edge, but these do not reach down to the lowest level of the base (14,
42, 47 and 60). One base (49) is plain and more deeply sagging than
The ware is for the most part grey or buff and
sandy. Occasionally the ware is light red, and then the surface has a
white slip on the neck and body (72) and handle (56) to mask the fabric
Glaze covers the surface from the rim down to the
lower part of the body, thinning out above the base. The glaze is good
in quality, in varying shades of green; the darker glaze tends to be
Decoration on the jugs is present as five motifs:
1. Narrow, plain applied strips or ribs running
2. Diamond rouletting running vertically (49).
3. Bands of combed lines running vertically (46A).
4. Elongated hollow bosses pressed out from the
inside of the pot, with a repeated V-stamp on the outside. This motif
alternates with the combed lines on the same sherd (46A).
5. Horizontal bands of white paint or thin slip on
the neck (6), which no doubt were continued on the body of the jug.
A word of comment is required on the elongated bosses,
since this motif is rather uncommon, and is of some significance. Hollow
bosses occur on several 13th-century glazed jugs from the City of
London, and about half a dozen examples have been noted at random in the
Guildhall Museum.
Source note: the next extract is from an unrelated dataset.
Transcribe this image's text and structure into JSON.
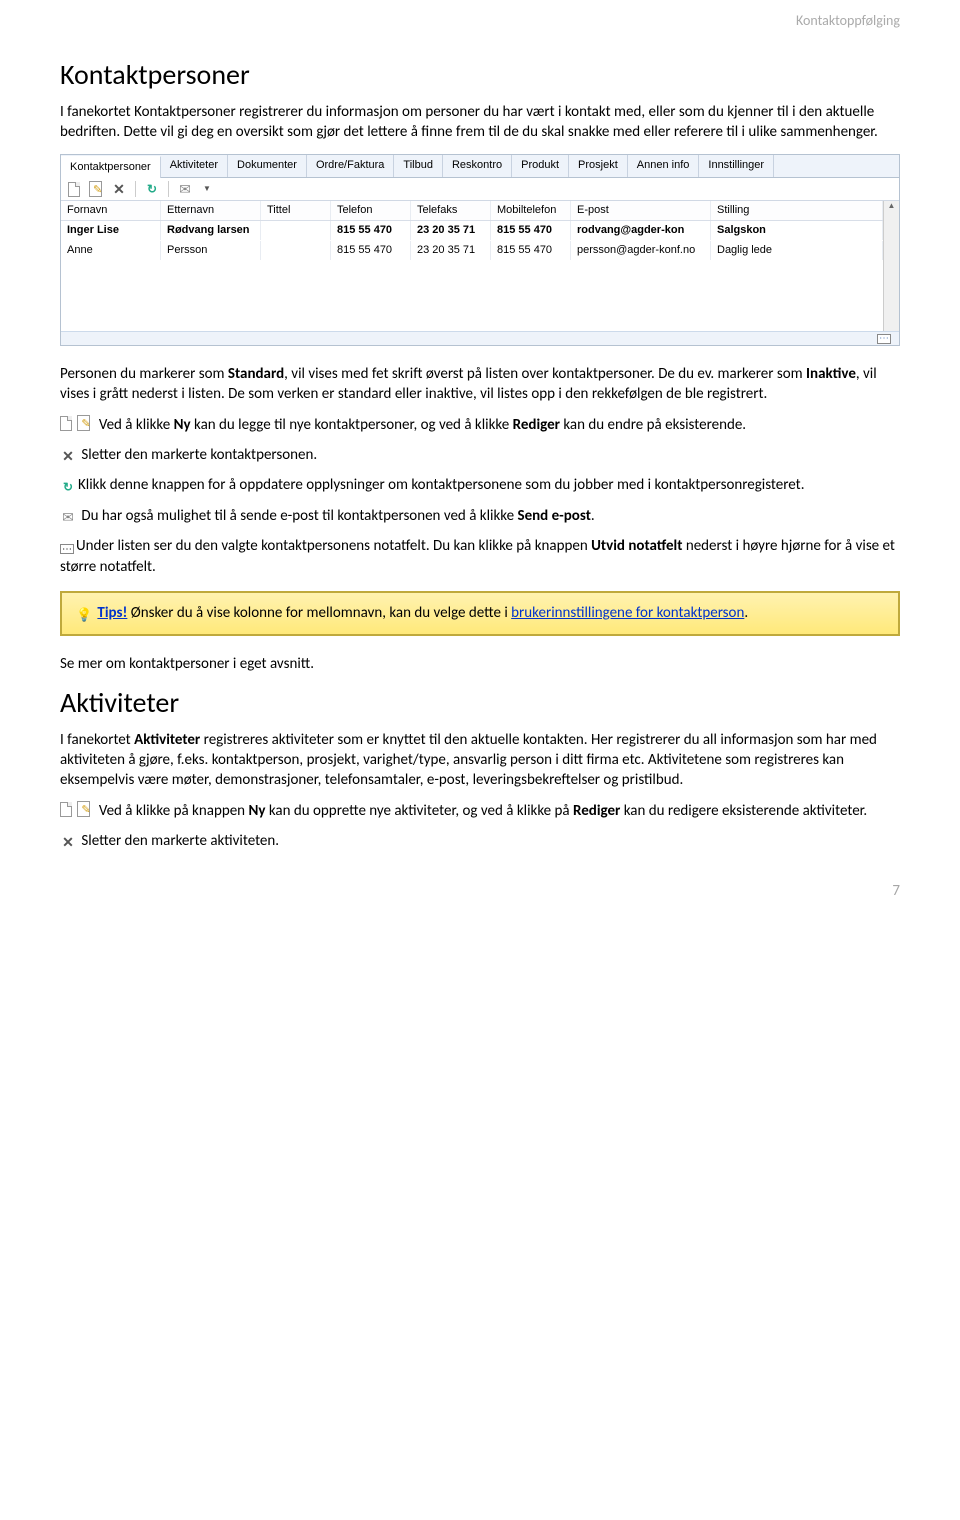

On these jugs the bosses are either roughly
1 Guildhall Museum Catalogue (1908),
pi. LXVII, 3.